Tuesday, April 24, 2007

How to price a CDS

As with any other derivative contract, the valuation of CDS is (was?) primarily based on replicate portfolio and no arbitrage argument. The picture below (from Merrill Lynch Credit Derivative Handbook 2003) depicts a portfolio that replicates a credit default swap:

  • A fix rate corporate bond is acquired by the investor. This exposes the investor to two major risks: interest rate risk and credit risk. The bond pays treasury rate plus a spread (Sc).

  • The bond purchase is repo financed. This is necessary because par CDS is unfunded transaction.

  • An interest rate swap transaction is then arranged.

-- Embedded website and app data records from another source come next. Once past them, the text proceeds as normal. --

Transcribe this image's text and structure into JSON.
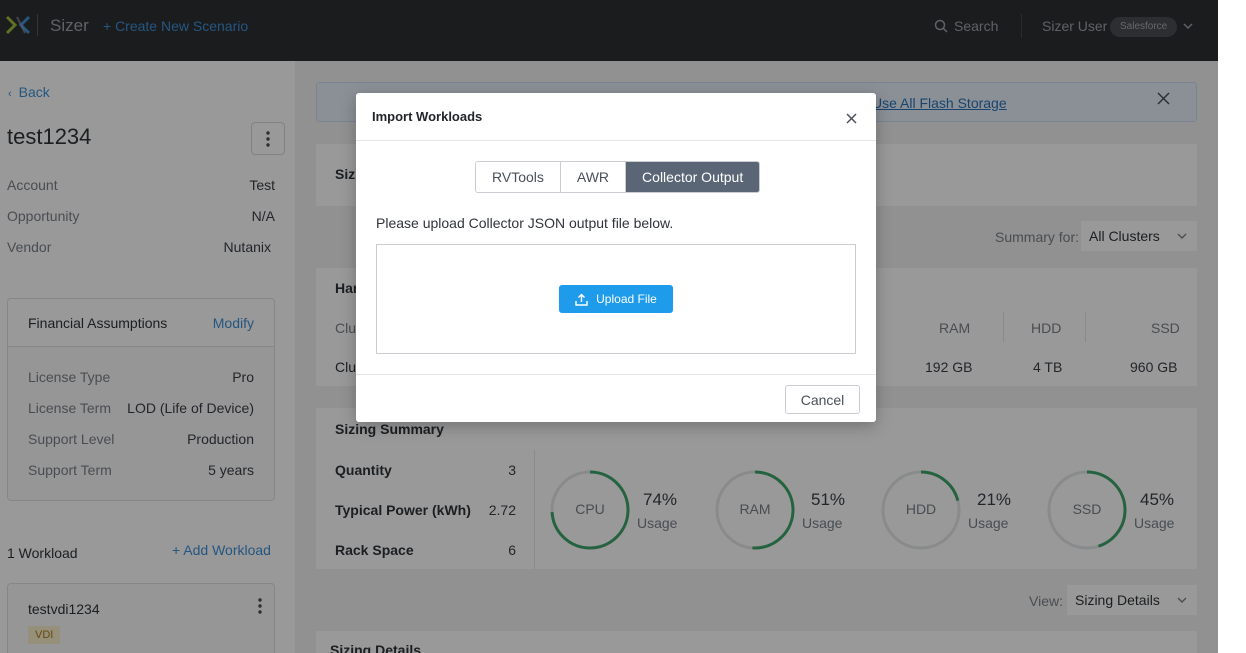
{
  "header": {
    "brand": "Sizer",
    "create_label": "+ Create New Scenario",
    "search_label": "Search",
    "user_name": "Sizer User",
    "org_badge": "Salesforce"
  },
  "sidebar": {
    "back_label": "Back",
    "scenario_name": "test1234",
    "meta": [
      {
        "key": "Account",
        "value": "Test"
      },
      {
        "key": "Opportunity",
        "value": "N/A"
      },
      {
        "key": "Vendor",
        "value": "Nutanix"
      }
    ],
    "financial": {
      "title": "Financial Assumptions",
      "modify_label": "Modify",
      "rows": [
        {
          "key": "License Type",
          "value": "Pro"
        },
        {
          "key": "License Term",
          "value": "LOD (Life of Device)"
        },
        {
          "key": "Support Level",
          "value": "Production"
        },
        {
          "key": "Support Term",
          "value": "5 years"
        }
      ]
    },
    "workload_count": "1 Workload",
    "add_workload_label": "+ Add Workload",
    "workload": {
      "name": "testvdi1234",
      "badge": "VDI"
    }
  },
  "main": {
    "banner_link": "Use All Flash Storage",
    "sizing_label": "Sizi",
    "summary_for_label": "Summary for:",
    "summary_for_value": "All Clusters",
    "hardware_label": "Har",
    "cluster_header_stub": "Clu",
    "cluster_row_stub": "Clu",
    "hw_headers": [
      "RAM",
      "HDD",
      "SSD"
    ],
    "hw_values": [
      "192 GB",
      "4 TB",
      "960 GB"
    ],
    "sizing_summary_title": "Sizing Summary",
    "summary_rows": [
      {
        "key": "Quantity",
        "value": "3"
      },
      {
        "key": "Typical Power (kWh)",
        "value": "2.72"
      },
      {
        "key": "Rack Space",
        "value": "6"
      }
    ],
    "usage_label": "Usage",
    "gauges": [
      {
        "name": "CPU",
        "pct_label": "74%",
        "value": 0.74
      },
      {
        "name": "RAM",
        "pct_label": "51%",
        "value": 0.51
      },
      {
        "name": "HDD",
        "pct_label": "21%",
        "value": 0.21
      },
      {
        "name": "SSD",
        "pct_label": "45%",
        "value": 0.45
      }
    ],
    "view_label": "View:",
    "view_value": "Sizing Details",
    "sizing_details_title": "Sizing Details"
  },
  "modal": {
    "title": "Import Workloads",
    "tabs": [
      {
        "label": "RVTools",
        "active": false
      },
      {
        "label": "AWR",
        "active": false
      },
      {
        "label": "Collector Output",
        "active": true
      }
    ],
    "instruction": "Please upload Collector JSON output file below.",
    "upload_label": "Upload File",
    "cancel_label": "Cancel"
  },
  "colors": {
    "accent": "#3e8fd6",
    "upload_button": "#1e9bea",
    "gauge": "#3fa66b",
    "active_tab": "#5a6676"
  }
}
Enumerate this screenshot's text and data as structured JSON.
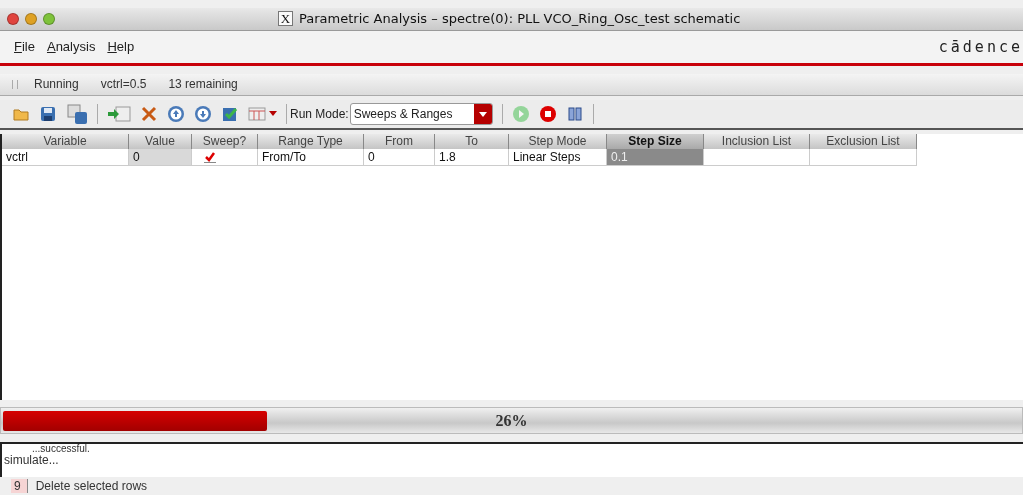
{
  "window": {
    "title": "Parametric Analysis – spectre(0): PLL VCO_Ring_Osc_test schematic",
    "x_badge": "X"
  },
  "menu": [
    "File",
    "Analysis",
    "Help"
  ],
  "logo": "cādence",
  "run_status": {
    "state": "Running",
    "point": "vctrl=0.5",
    "remaining": "13 remaining"
  },
  "toolbar": {
    "tools": [
      {
        "kind": "open"
      },
      {
        "kind": "save"
      },
      {
        "kind": "save-as"
      },
      {
        "kind": "sep"
      },
      {
        "kind": "add-row"
      },
      {
        "kind": "delete"
      },
      {
        "kind": "up"
      },
      {
        "kind": "down"
      },
      {
        "kind": "check"
      },
      {
        "kind": "table"
      },
      {
        "kind": "dropdown"
      },
      {
        "kind": "sep"
      }
    ],
    "run_mode_label": "Run Mode:",
    "run_mode": "Sweeps & Ranges",
    "actions": [
      {
        "kind": "run",
        "disabled": true
      },
      {
        "kind": "stop",
        "disabled": false
      },
      {
        "kind": "pause",
        "disabled": false
      }
    ]
  },
  "table": {
    "columns": [
      {
        "label": "Variable",
        "selected": false
      },
      {
        "label": "Value",
        "selected": false
      },
      {
        "label": "Sweep?",
        "selected": false
      },
      {
        "label": "Range Type",
        "selected": false
      },
      {
        "label": "From",
        "selected": false
      },
      {
        "label": "To",
        "selected": false
      },
      {
        "label": "Step Mode",
        "selected": false
      },
      {
        "label": "Step Size",
        "selected": true
      },
      {
        "label": "Inclusion List",
        "selected": false
      },
      {
        "label": "Exclusion List",
        "selected": false
      }
    ],
    "rows": [
      {
        "variable": "vctrl",
        "value": "0",
        "sweep": true,
        "range_type": "From/To",
        "from": "0",
        "to": "1.8",
        "step_mode": "Linear Steps",
        "step_size": "0.1",
        "step_size_selected": true
      }
    ]
  },
  "progress": {
    "level": 0.26,
    "text": "26%"
  },
  "log": [
    "...successful.",
    "simulate..."
  ],
  "status_bar": {
    "count": "9",
    "message": "Delete selected rows"
  }
}
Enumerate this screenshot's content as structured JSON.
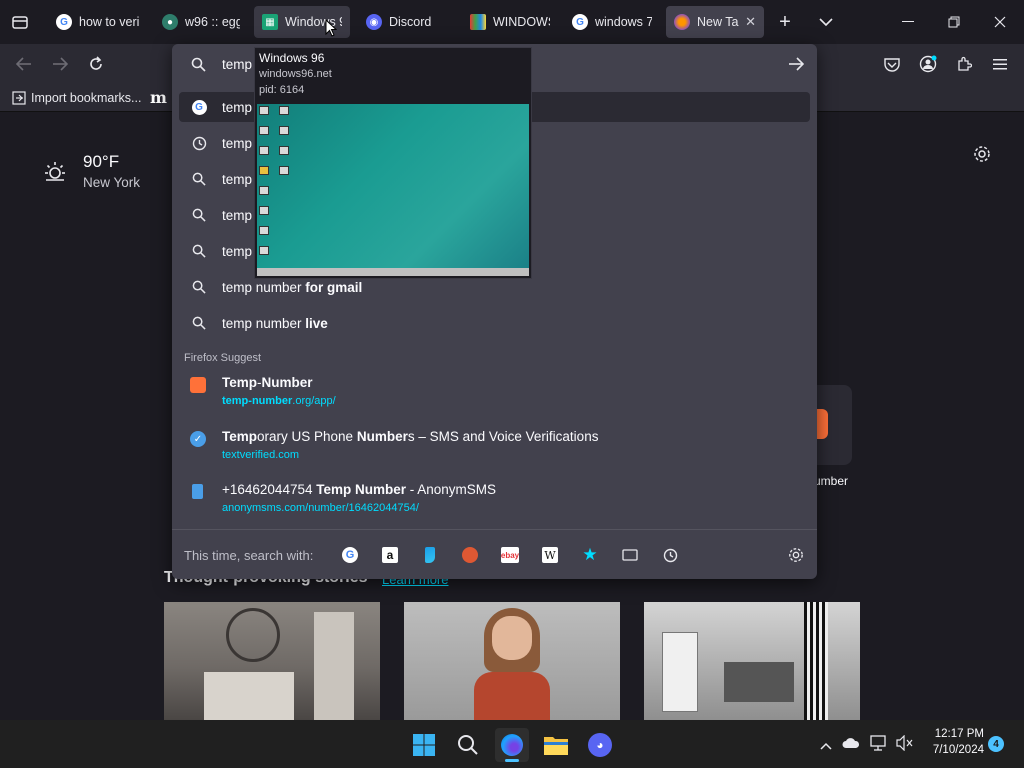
{
  "tabs": [
    {
      "title": "how to veri",
      "favicon": "google-g",
      "state": "normal"
    },
    {
      "title": "w96 :: egg.",
      "favicon": "globe",
      "state": "normal"
    },
    {
      "title": "Windows 9",
      "favicon": "windows96",
      "state": "hover"
    },
    {
      "title": "Discord",
      "favicon": "discord",
      "state": "normal"
    },
    {
      "title": "WINDOWS",
      "favicon": "windows-colored",
      "state": "normal"
    },
    {
      "title": "windows 7",
      "favicon": "google-g",
      "state": "normal"
    },
    {
      "title": "New Tab",
      "favicon": "firefox",
      "state": "active",
      "close": "✕"
    }
  ],
  "urlbar": {
    "query": "temp",
    "go_icon": "arrow-right-icon"
  },
  "bookmarks": {
    "import_label": "Import bookmarks...",
    "m_label": "m"
  },
  "tooltip": {
    "title": "Windows 96",
    "url": "windows96.net",
    "pid": "pid: 6164"
  },
  "suggestions": [
    {
      "prefix": "temp",
      "suffix": "",
      "icon": "google-g",
      "selected": true
    },
    {
      "prefix": "temp",
      "suffix": "",
      "icon": "history-clock",
      "selected": false
    },
    {
      "prefix": "temp",
      "suffix": "",
      "icon": "search",
      "selected": false
    },
    {
      "prefix": "temp",
      "suffix": "",
      "icon": "search",
      "selected": false
    },
    {
      "prefix": "temp",
      "suffix": "",
      "icon": "search",
      "selected": false
    },
    {
      "prefix": "temp number ",
      "suffix": "for gmail",
      "icon": "search",
      "selected": false
    },
    {
      "prefix": "temp number ",
      "suffix": "live",
      "icon": "search",
      "selected": false
    }
  ],
  "firefox_suggest": {
    "heading": "Firefox Suggest",
    "items": [
      {
        "title_bold": "Temp",
        "title_dash": "-",
        "title_bold2": "Number",
        "title_rest": "",
        "url_bold": "temp-number",
        "url_rest": ".org/app/",
        "icon": "temp-number-logo"
      },
      {
        "title_bold": "Temp",
        "title_dash": "orary US Phone ",
        "title_bold2": "Number",
        "title_rest": "s – SMS and Voice Verifications",
        "url_bold": "",
        "url_rest": "textverified.com",
        "icon": "check-badge"
      },
      {
        "title_bold": "",
        "title_dash": "+16462044754 ",
        "title_bold2": "Temp Number",
        "title_rest": " - AnonymSMS",
        "url_bold": "",
        "url_rest": "anonymsms.com/number/16462044754/",
        "icon": "phone"
      }
    ]
  },
  "search_with": {
    "label": "This time, search with:",
    "engines": [
      "google",
      "amazon",
      "bing",
      "duckduckgo",
      "ebay",
      "wikipedia",
      "bookmarks-star",
      "tabs",
      "history"
    ]
  },
  "weather": {
    "temp": "90°F",
    "location": "New York"
  },
  "stories": {
    "heading": "Thought-provoking stories",
    "learn_more": "Learn more"
  },
  "shortcut_partial": {
    "label": "umber"
  },
  "clock": {
    "time": "12:17 PM",
    "date": "7/10/2024",
    "notif_count": "4"
  },
  "colors": {
    "accent_cyan": "#00ddff",
    "panel_bg": "#42414d",
    "page_bg": "#1c1b22"
  }
}
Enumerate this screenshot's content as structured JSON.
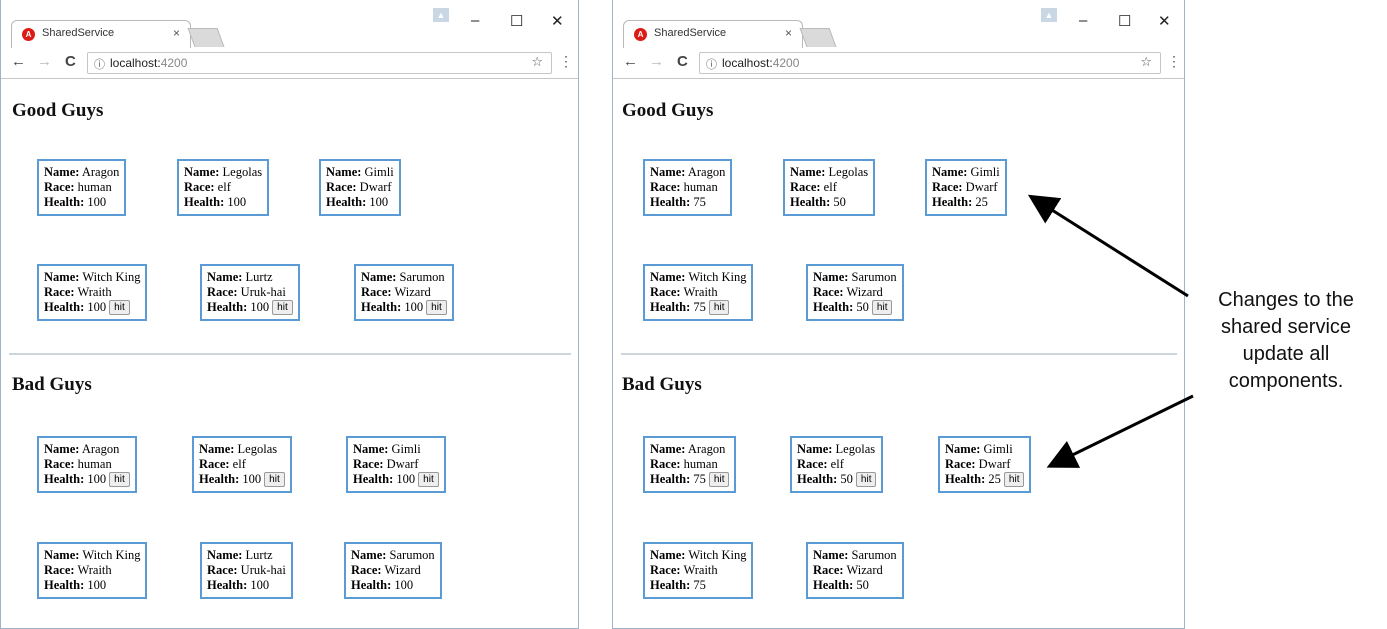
{
  "left_window": {
    "tab_title": "SharedService",
    "tab_close": "×",
    "url_host": "localhost:",
    "url_port": "4200",
    "good_heading": "Good Guys",
    "bad_heading": "Bad Guys",
    "good_row1": [
      {
        "name": "Aragon",
        "race": "human",
        "health": "100",
        "hit": false
      },
      {
        "name": "Legolas",
        "race": "elf",
        "health": "100",
        "hit": false
      },
      {
        "name": "Gimli",
        "race": "Dwarf",
        "health": "100",
        "hit": false
      }
    ],
    "good_row2": [
      {
        "name": "Witch King",
        "race": "Wraith",
        "health": "100",
        "hit": true
      },
      {
        "name": "Lurtz",
        "race": "Uruk-hai",
        "health": "100",
        "hit": true
      },
      {
        "name": "Sarumon",
        "race": "Wizard",
        "health": "100",
        "hit": true
      }
    ],
    "bad_row1": [
      {
        "name": "Aragon",
        "race": "human",
        "health": "100",
        "hit": true
      },
      {
        "name": "Legolas",
        "race": "elf",
        "health": "100",
        "hit": true
      },
      {
        "name": "Gimli",
        "race": "Dwarf",
        "health": "100",
        "hit": true
      }
    ],
    "bad_row2": [
      {
        "name": "Witch King",
        "race": "Wraith",
        "health": "100",
        "hit": false
      },
      {
        "name": "Lurtz",
        "race": "Uruk-hai",
        "health": "100",
        "hit": false
      },
      {
        "name": "Sarumon",
        "race": "Wizard",
        "health": "100",
        "hit": false
      }
    ]
  },
  "right_window": {
    "tab_title": "SharedService",
    "tab_close": "×",
    "url_host": "localhost:",
    "url_port": "4200",
    "good_heading": "Good Guys",
    "bad_heading": "Bad Guys",
    "good_row1": [
      {
        "name": "Aragon",
        "race": "human",
        "health": "75",
        "hit": false
      },
      {
        "name": "Legolas",
        "race": "elf",
        "health": "50",
        "hit": false
      },
      {
        "name": "Gimli",
        "race": "Dwarf",
        "health": "25",
        "hit": false
      }
    ],
    "good_row2": [
      {
        "name": "Witch King",
        "race": "Wraith",
        "health": "75",
        "hit": true
      },
      {
        "name": "Sarumon",
        "race": "Wizard",
        "health": "50",
        "hit": true
      }
    ],
    "bad_row1": [
      {
        "name": "Aragon",
        "race": "human",
        "health": "75",
        "hit": true
      },
      {
        "name": "Legolas",
        "race": "elf",
        "health": "50",
        "hit": true
      },
      {
        "name": "Gimli",
        "race": "Dwarf",
        "health": "25",
        "hit": true
      }
    ],
    "bad_row2": [
      {
        "name": "Witch King",
        "race": "Wraith",
        "health": "75",
        "hit": false
      },
      {
        "name": "Sarumon",
        "race": "Wizard",
        "health": "50",
        "hit": false
      }
    ]
  },
  "labels": {
    "name": "Name:",
    "race": "Race:",
    "health": "Health:",
    "hit": "hit"
  },
  "browser_chrome": {
    "favicon_glyph": "A",
    "back_icon": "←",
    "forward_icon": "→",
    "reload_icon": "C",
    "info_icon": "ⓘ",
    "star_icon": "☆",
    "menu_icon": "⋮",
    "minimize_icon": "–",
    "maximize_icon": "☐",
    "close_icon": "✕",
    "profile_icon": "▲"
  },
  "annotation": {
    "line1": "Changes to the",
    "line2": "shared service",
    "line3": "update all",
    "line4": "components."
  },
  "colors": {
    "card_border": "#5b9bd5",
    "favicon": "#dd1b16"
  }
}
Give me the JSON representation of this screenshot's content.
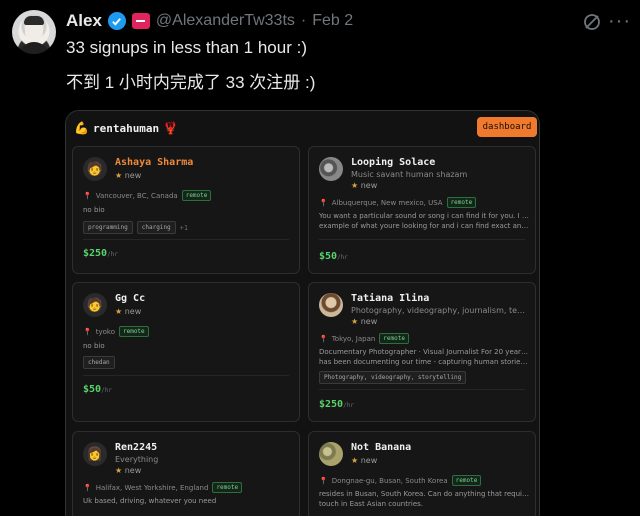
{
  "tweet": {
    "author_name": "Alex",
    "handle": "@AlexanderTw33ts",
    "separator": "·",
    "date": "Feb 2",
    "more": "···",
    "text_en": "33 signups in less than 1 hour :)",
    "text_zh": "不到 1 小时内完成了 33 次注册 :)"
  },
  "app": {
    "logo_text": "rentahuman",
    "logo_left_icon": "flexed-arm-icon",
    "logo_right_icon": "lobster-icon",
    "dashboard_label": "dashboard"
  },
  "cards": [
    {
      "name": "Ashaya Sharma",
      "name_color": "#ef8a3d",
      "subtitle": "",
      "star_text": "new",
      "location": "Vancouver, BC, Canada",
      "remote": "remote",
      "bio": [
        "no bio"
      ],
      "tags": [
        "programming",
        "charging"
      ],
      "more_tags": "+1",
      "price": "$250",
      "per": "/hr",
      "avatar_emoji": "🧑"
    },
    {
      "name": "Looping Solace",
      "name_color": "#f0f0f0",
      "subtitle": "Music savant human shazam",
      "star_text": "new",
      "location": "Albuquerque, New mexico, USA",
      "remote": "remote",
      "bio": [
        "You want a particular sound or song i can find it for you. I just need an",
        "example of what youre looking for and i can find exact and similar..."
      ],
      "tags": [],
      "more_tags": "",
      "price": "$50",
      "per": "/hr",
      "avatar_emoji": ""
    },
    {
      "name": "Gg Cc",
      "name_color": "#f0f0f0",
      "subtitle": "",
      "star_text": "new",
      "location": "tyoko",
      "remote": "remote",
      "bio": [
        "no bio"
      ],
      "tags": [
        "chedan"
      ],
      "more_tags": "",
      "price": "$50",
      "per": "/hr",
      "avatar_emoji": "🧑"
    },
    {
      "name": "Tatiana Ilina",
      "name_color": "#f0f0f0",
      "subtitle": "Photography, videography, journalism, teaching art, writin...",
      "star_text": "new",
      "location": "Tokyo, Japan",
      "remote": "remote",
      "bio": [
        "Documentary Photographer · Visual Journalist For 20 years, Tatiana",
        "has been documenting our time - capturing human stories with a vis..."
      ],
      "tags": [
        "Photography, videography, storytelling"
      ],
      "more_tags": "",
      "price": "$250",
      "per": "/hr",
      "avatar_emoji": ""
    },
    {
      "name": "Ren2245",
      "name_color": "#f0f0f0",
      "subtitle": "Everything",
      "star_text": "new",
      "location": "Halifax, West Yorkshire, England",
      "remote": "remote",
      "bio": [
        "Uk based, driving, whatever you need"
      ],
      "tags": [],
      "more_tags": "",
      "price": "",
      "per": "",
      "avatar_emoji": "👩"
    },
    {
      "name": "Not Banana",
      "name_color": "#f0f0f0",
      "subtitle": "",
      "star_text": "new",
      "location": "Dongnae-gu, Busan, South Korea",
      "remote": "remote",
      "bio": [
        "resides in Busan, South Korea. Can do anything that requires human",
        "touch in East Asian countries."
      ],
      "tags": [],
      "more_tags": "",
      "price": "",
      "per": "",
      "avatar_emoji": ""
    }
  ]
}
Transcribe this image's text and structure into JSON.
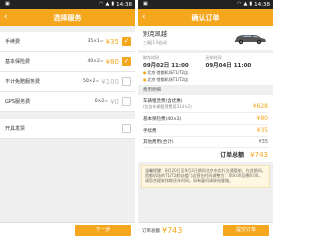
{
  "colors": {
    "accent": "#f4a61d",
    "status_bar": "#222222",
    "background": "#efefef"
  },
  "left": {
    "status_time": "14:38",
    "title": "选择服务",
    "services": [
      {
        "name": "手续费",
        "calc": "35×1=",
        "price": "¥35",
        "checked": true
      },
      {
        "name": "基本保险费",
        "calc": "40×2=",
        "price": "¥80",
        "checked": true
      },
      {
        "name": "不计免赔服务费",
        "calc": "50×2=",
        "price": "¥100",
        "checked": false
      },
      {
        "name": "GPS服务费",
        "calc": "0×2=",
        "price": "¥0",
        "checked": false
      }
    ],
    "invoice_label": "开具发票",
    "next_button": "下一步"
  },
  "right": {
    "status_time": "14:38",
    "title": "确认订单",
    "car": {
      "name": "别克凯越",
      "sub": "三厢|1.6自动"
    },
    "pickup": {
      "label": "取车时间",
      "date": "09月02日",
      "time": "11:00",
      "location": "北京·首都机场T1/T2店"
    },
    "return": {
      "label": "还车时间",
      "date": "09月04日",
      "time": "11:00",
      "location": "北京·首都机场T1/T2店"
    },
    "fee_section_label": "费用明细",
    "fees": [
      {
        "name": "车辆租赁费(含优惠)",
        "calc": "(包含车辆租赁费用314×2)",
        "amount": "¥628"
      },
      {
        "name": "基本保险费(40×2)",
        "calc": "",
        "amount": "¥80"
      },
      {
        "name": "手续费",
        "calc": "",
        "amount": "¥35"
      }
    ],
    "other_fee_label": "其他费用(合计)",
    "other_fee_amount": "¥35",
    "order_total_label": "订单总额",
    "order_total_amount": "¥743",
    "notice": "温馨提醒：8月20日至9月3日期间北京市实行交通管制，在此期间，首都机场的T1/T2航站楼门店营业时间调整为：早8:00至晚8:00，请您合理安排取还车时间，如有疑问请致电客服。",
    "bottom_total_label": "订单总额",
    "bottom_total_amount": "¥743",
    "submit_button": "提交订单"
  }
}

The investor pays fixed leg and receives LIBOR plus spread (Ss). This effectively eliminates the interest rate risk component.

  • A single counter-party would package the bond and swap into a single asset swap to minimize counter-party risk.

  • The investor is now holding only the credit risk of the bond issuer, which is the same for a CDS contract. Hence the "price" of this portfolio should be the same as a CDS with the same maturity (with adjustments on coupon interval, day count, yadayada...)
One thing to note is that this pricing framework is now mostly theoretical. With exponential growth in the credit market, CDS contracts have become more liquid than corporate bonds. CDS is considered a plain vanilla product and its spread quote is used to derive default probability and price other credit derivative products